A poster is a very simple and easy visual aid. Posters can display charts, graphs, pictures, or illustrations. The biggest drawback of using a poster as a visual aid is that often a poster can appear unprofessional. Since a poster board paper is relatively flimsy, often the paper will bend or fall over. The best way to present a poster is to hang it up or tape it to a wall.[8]

  • Handouts

Handouts can also display charts, graphs, pictures, or illustrations. An important aspect of the use of a handout is that a person can keep a handout with them long after the presentation is over. This can help the person better remember what was discussed. Passing out handouts, however, can be extremely distracting. Once a handout is given out, it might potentially be difficult to bring back your audience’s attention. The person who receives the handout might be tempted to read what is on the paper, which will keep them from listening to what the speaker is saying. If using a handout, the speaker distributes the hand out right before you reference it.[9] Distributing handouts is acceptable in a lecture that is an hour or two, but in a short lecture of five to ten minutes, a handout should not be used.[8]

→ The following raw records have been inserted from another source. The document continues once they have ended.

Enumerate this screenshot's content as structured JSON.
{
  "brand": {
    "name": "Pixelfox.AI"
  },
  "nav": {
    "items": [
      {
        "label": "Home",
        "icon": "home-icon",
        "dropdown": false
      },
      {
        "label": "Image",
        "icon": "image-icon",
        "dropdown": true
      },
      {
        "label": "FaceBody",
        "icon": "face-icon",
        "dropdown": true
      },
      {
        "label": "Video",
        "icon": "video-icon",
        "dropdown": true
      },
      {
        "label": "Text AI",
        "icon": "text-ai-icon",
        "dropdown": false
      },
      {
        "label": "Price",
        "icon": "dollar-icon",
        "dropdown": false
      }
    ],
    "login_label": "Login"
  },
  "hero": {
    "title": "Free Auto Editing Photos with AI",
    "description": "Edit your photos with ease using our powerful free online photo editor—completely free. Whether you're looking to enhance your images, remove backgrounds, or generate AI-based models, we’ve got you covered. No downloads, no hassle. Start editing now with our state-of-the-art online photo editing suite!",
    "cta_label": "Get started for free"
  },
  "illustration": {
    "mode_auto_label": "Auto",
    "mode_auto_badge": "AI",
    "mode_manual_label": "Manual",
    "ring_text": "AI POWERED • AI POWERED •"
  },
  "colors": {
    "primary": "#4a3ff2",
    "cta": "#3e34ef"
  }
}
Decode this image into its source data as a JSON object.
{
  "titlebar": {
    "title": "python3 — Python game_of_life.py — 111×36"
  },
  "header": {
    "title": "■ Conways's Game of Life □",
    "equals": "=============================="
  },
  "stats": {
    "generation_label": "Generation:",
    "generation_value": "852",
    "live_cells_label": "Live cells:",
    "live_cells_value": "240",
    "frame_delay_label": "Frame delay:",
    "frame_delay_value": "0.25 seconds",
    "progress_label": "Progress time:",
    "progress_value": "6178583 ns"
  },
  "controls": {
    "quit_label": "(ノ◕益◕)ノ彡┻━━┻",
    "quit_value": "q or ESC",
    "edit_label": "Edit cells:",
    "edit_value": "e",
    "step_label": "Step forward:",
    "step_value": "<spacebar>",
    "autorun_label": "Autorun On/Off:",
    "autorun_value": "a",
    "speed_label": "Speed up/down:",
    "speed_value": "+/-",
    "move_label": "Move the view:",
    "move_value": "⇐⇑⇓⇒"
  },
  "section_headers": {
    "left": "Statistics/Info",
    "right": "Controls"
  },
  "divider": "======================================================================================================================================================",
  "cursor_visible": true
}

  • Video excerpts

A video can be a great visual aid and attention grabber, however, a video is not a replacement for an actual speech. There are several potential drawbacks to playing a video during a speech or lecture. First, if a video is playing that includes audio, the speaker will not be able to talk. Also, if the video is very exciting and interesting, it can make what the speaker is saying appear boring and uninteresting. The key to showing a video during a presentation is to make sure to transition smoothly into the video and to only show very short clips.[8]

  • Projection equipment

There are several types of projectors. These include slide projectors, PowerPoint presentations, overhead projectors, and computer projectors. Slide projectors are the oldest form of projector, and are no longer used. PowerPoint presentations are very popular and are used often. Overhead projectors are still used but are somewhat inconvenient to use. In order to use an overhead projector, a transparency must be made of whatever is being projected onto the screen. This takes time and costs money. Computer projectors are the most technologically advanced projectors. When using a computer projector, pictures and slides are easily taken right from a computer either online or from a saved file and are blown up and shown on a large screen. Though computer projectors are technologically advanced, they are not always completely reliable because technological breakdowns are not uncommon of the computers of today.[8]

  • Computer-assisted presentations

PowerPoint presentations can be an extremely useful visual aid, especially for longer presentations. For five to ten minute presentations, it is probably not worth the time or effort to put together a PowerPoint. For longer presentations, however, PowerPoints can be a great way to keep the audience engaged and keep the speaker on track. A potential drawback of using a PowerPoint is that it usually takes a lot of time and energy to put together. There is also the possibility of a computer malfunction, which can mess up the flow of a presentation.[8]

See also[edit]

References[edit]

  1. ^ David Sless (1981). Learning and visual communication. p.187
  2. ^ Kenneth Louis Smith (2005). Handbook of visual communication: theory, methods, and media. p.123. ISBN 978-0-8058-4178-7
  3. ^ Jorge Frascara (2004). Communication design: principles, methods, and practice. p.68
  4. ^ Jamieson, G. H. Visual Communication: More Than Meets the Eye. Bristol: Intellect Books, 2007. ISBN 978-1-84150-141-3. p.16.
  5. ^ Kenneth Louis Smith (2005). Handbook of visual communication: theory, methods, and media. Routledge. p. 12. ISBN 978-0-8058-4178-7
  6. ^ Paul Martin Lester. Visual Communication: Images with Messages. Belmont, CA: Thomson Wadsworth, 2006. ISBN 978-0-534-63720-0
  7. ^ "Presenting Effective Presentations with Visual Aids". U.S. Department of Labor. Retrieved 19 March 2012. 
  8. ^ a b c d e f g Rothwell, J. Dan (2010). In the company of others : an introduction to communication (3rd ed.). New York: Oxford University Press. ISBN 978-0-19-533630-6. 
  9. ^ Kumu, Ka. "Using Visual Aids Effectively". University of Hawai'i Maui Community College Speech Department. Retrieved 19 March 2012.